Fact: Among people who seek weight loss treatment, research suggests that examining readiness does not predict weight loss or helps to make it happen.
Myth 5: Childhood gym classes in their current state, play an important role in the prevention of childhood obesity.I'd call this one "piling on." Fitness professionals, teachers, and parents all see the benefits of childhood fitness -- particularly in a culture where childhood obesity is on the rise. We see the direct benefits of children being active and we hope that including every kid in gym classes will help every single one of them. Is that proven? Maybe not.
Fact: Physical education classes currently, do not appear to counteract obesity.
So, how do we see this one coming? Well, it passes the smell test. Kids participate in gym class, so they are less likely to be obese. Makes sense! And the potential myth gets perpetuated. By whom? Well, remember the fitness professionals, teachers, and parents who wanted to do what's best for the kids? We could very well be the culprits. The lesson: when we fight for something that we see as so important, let's be sure we're actually getting the result we want.
Myth 6: Breastfeeding helps prevent future obesity for the breastfed baby.This, potentially, could be more piling on. There are a dozen benefits to breastfeeding. Let's make sure every benefit being listed is backed up with actual facts.
Fact: Although breastfeeding has advantages for both mother and child, data does not confirm that it protects against obesity.
Myth 7: One act of sex can burn up to 300 Kcals per person.To avoid crossing the line here, I'll just say this: not all acts of sex are the same. To imply that all of them use the same number of calories -- whether it's 300 Kcals per person or one-twentieth of that -- is just a little silly.
Fact: In reality, it is just about one-twentieth of that on average, and not much more than resting on the couch.

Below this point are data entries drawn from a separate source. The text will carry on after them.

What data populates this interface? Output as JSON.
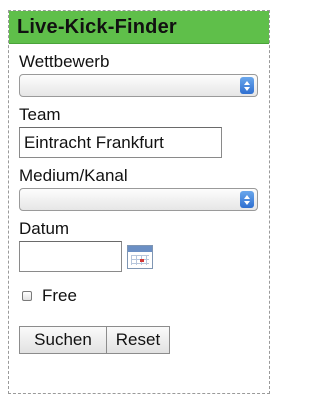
{
  "widget": {
    "title": "Live-Kick-Finder",
    "header_color": "#5fbf4a"
  },
  "fields": {
    "competition_label": "Wettbewerb",
    "competition_value": "",
    "team_label": "Team",
    "team_value": "Eintracht Frankfurt",
    "medium_label": "Medium/Kanal",
    "medium_value": "",
    "date_label": "Datum",
    "date_value": "",
    "free_label": "Free",
    "free_checked": false
  },
  "buttons": {
    "search_label": "Suchen",
    "reset_label": "Reset"
  },
  "icons": {
    "select_arrow": "select-arrow-icon",
    "calendar": "calendar-icon"
  },
  "colors": {
    "select_arrow": "#2f6fd0",
    "calendar_accent": "#6b8fc4"
  }
}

The fitness and health business always has been dominated by myths -- and it won't change any time soon. It is our job as the consumer to try to dig through the junk to find was is not only true but also what applies to us. That's never easy. But, if you stick to the basics -- eating healthy and staying active -- you can never go wrong. The rest requires a healthy dose of cynicism.